As the race approaches, Cook recommends working on the transition between stages, something that athletes focused solely on the three parts of the triathlon often overlook. He advises individuals to do this in the living room if necessary. For instance: Put on a wet suit, get wet, get out of the shower, put bike clothes on, get ready to go, then turn around and put running clothes on. Those preparing for a triathlon should partake in this ritual at least four times prior to race day.
“You want to be comfortable,” Cook says. “You don’t want to get on your bike and forget your helmet, because you’ll be disqualified. If you don’t have your socks on right, you’ll get a blister. You can’t stand there and pull off your bathing suit and put on bike shorts, so find out what it feels like to swim in those. Find out what its like to ride with wet shorts on and to run in bike shorts. Try everything you’re going to do a couple of times before the race.”
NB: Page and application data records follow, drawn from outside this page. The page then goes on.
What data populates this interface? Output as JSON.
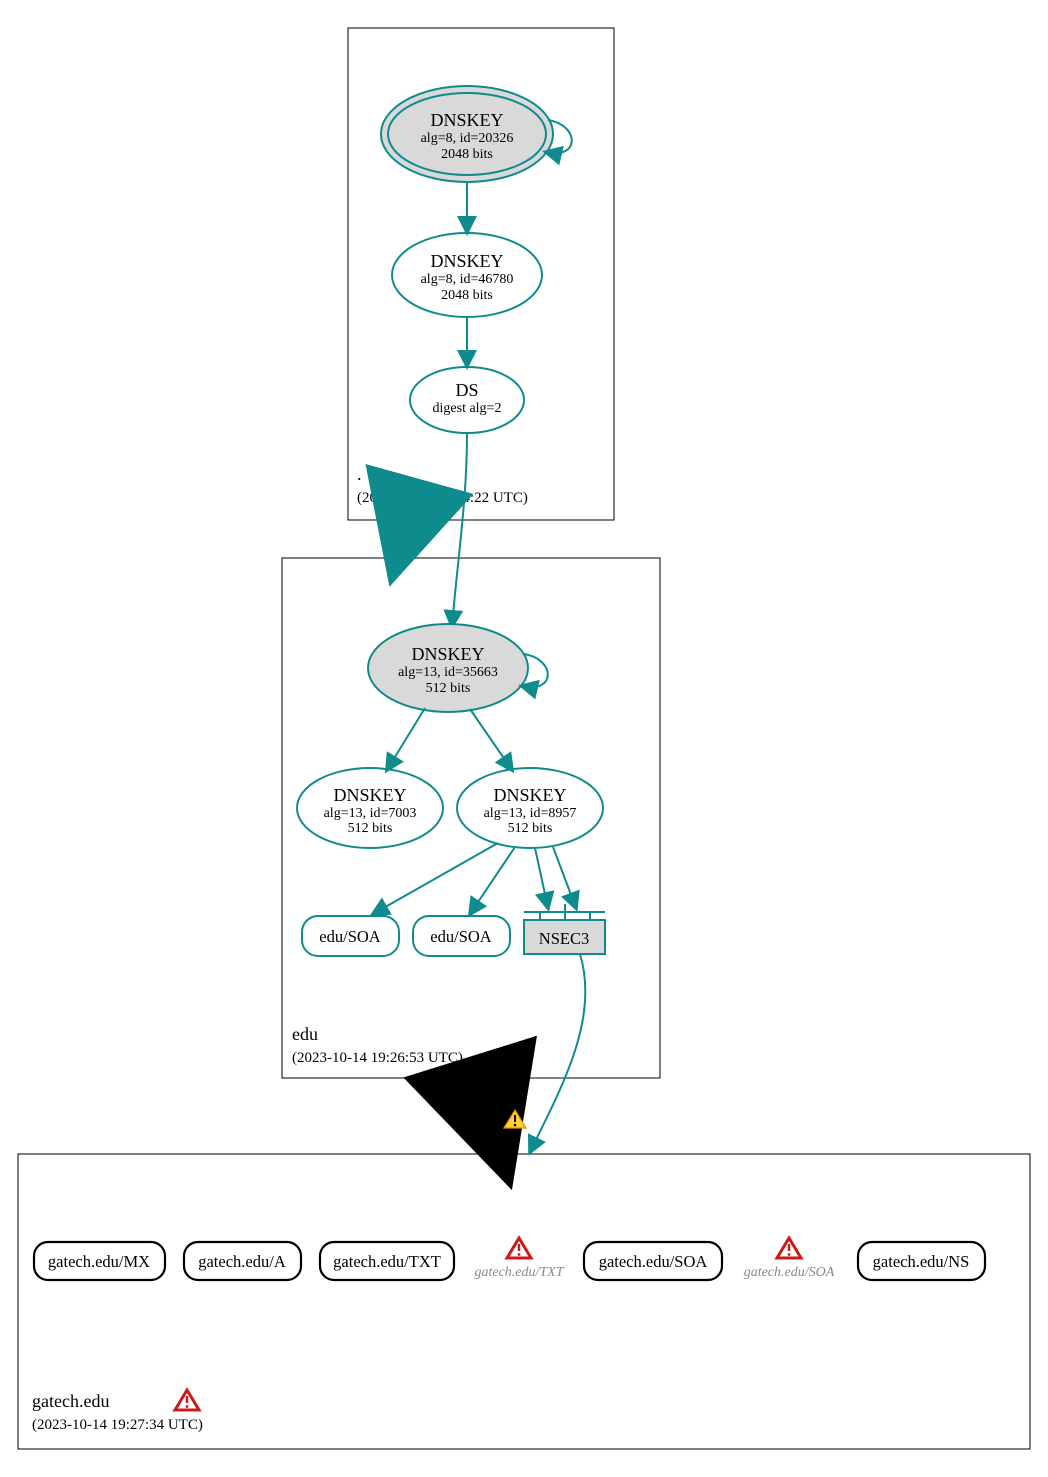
{
  "colors": {
    "teal": "#0f8b8d",
    "grey": "#d9d9d9",
    "black": "#000"
  },
  "zones": {
    "root": {
      "label": ".",
      "ts": "(2023-10-14 15:44:22 UTC)"
    },
    "edu": {
      "label": "edu",
      "ts": "(2023-10-14 19:26:53 UTC)"
    },
    "gatech": {
      "label": "gatech.edu",
      "ts": "(2023-10-14 19:27:34 UTC)"
    }
  },
  "nodes": {
    "root_ksk": {
      "title": "DNSKEY",
      "l1": "alg=8, id=20326",
      "l2": "2048 bits"
    },
    "root_zsk": {
      "title": "DNSKEY",
      "l1": "alg=8, id=46780",
      "l2": "2048 bits"
    },
    "root_ds": {
      "title": "DS",
      "l1": "digest alg=2"
    },
    "edu_ksk": {
      "title": "DNSKEY",
      "l1": "alg=13, id=35663",
      "l2": "512 bits"
    },
    "edu_zsk1": {
      "title": "DNSKEY",
      "l1": "alg=13, id=7003",
      "l2": "512 bits"
    },
    "edu_zsk2": {
      "title": "DNSKEY",
      "l1": "alg=13, id=8957",
      "l2": "512 bits"
    },
    "edu_soa1": {
      "label": "edu/SOA"
    },
    "edu_soa2": {
      "label": "edu/SOA"
    },
    "nsec3": {
      "label": "NSEC3"
    }
  },
  "rr": {
    "mx": {
      "label": "gatech.edu/MX"
    },
    "a": {
      "label": "gatech.edu/A"
    },
    "txt": {
      "label": "gatech.edu/TXT"
    },
    "txt_err": {
      "label": "gatech.edu/TXT"
    },
    "soa": {
      "label": "gatech.edu/SOA"
    },
    "soa_err": {
      "label": "gatech.edu/SOA"
    },
    "ns": {
      "label": "gatech.edu/NS"
    }
  }
}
When race day comes, even for the casual participant, Cook stresses nutrition. If Julie Moss had only eaten glycogen-replacement gel, she would have won that Ironman.
“Even in a sprint, you’re going to be pushing for two hours hard, so when you get out of the water, you need to drink electrolyte replacement fluids—Gatorade or something like that,” Cook says. “Keep your fluid balanced—especially your potassium and sodium.”
Cook recommends taking glycogen-replacement gel before the bike stage. Most training bike rides are done when an athlete is fresh, but the bike stage of a race comes after a swim that was probably very stressful. If possible, it’s a good idea to drink electrolyte-based fluids and eat more gel on the bike, and again before the run. Water will be provided for the run stage, but if it’s hot out Cook recommends carrying extra.
According to Wilson, high-rep, low-resistance weight training early on can pay dividends during the race by thickening bones, strengthening tendons around joints, preventing race-day injuries and giving even first-time participants a more solid base from which to work. Cook agrees, but advises against working out too strenuously with heavy weights.
“What you want to do with weights is build core strength, not bulk,” Cook says. “Do crunches. Focus on shoulders, upper back and chest. Do upright rowing, do triceps exercises, biceps and curls. What’s really important is abdominal strength.”
Barken, the former marching band virtuoso and banker in downtown Manhattan, is now himself a coach with the Total Immersion Training Method. He finished his first ironman-length race in 2001. And triathlon has been a revelation for him. “It’s basically freedom,” Barken says. “It’s a great challenge. It lets me get out and spend time do something I like doing. It gives me time to think. I know I’m staying healthy.”
For Dr. Izzo, who began participating in triathlon in 1990 and writes training schedules for the members of his club, the sport has done the impossible, and changed his life. “I’m 37 now, and I’m in far better shape than when I was 18, and I was in decent shape then,” Izzo says. “The main thing I’ve learned is just because we get older, we don’t have to age. It’s like a fountain of youth. It keeps our bodies younger and healthier. It’s a great stress relief. And while the individual achievement is good, it’s also a great thing to do in a group. You learn to together motivate each other. It becomes social and to the point where you can forget you’re training. And that’s what it’s got to be about. It’s got to be fun.”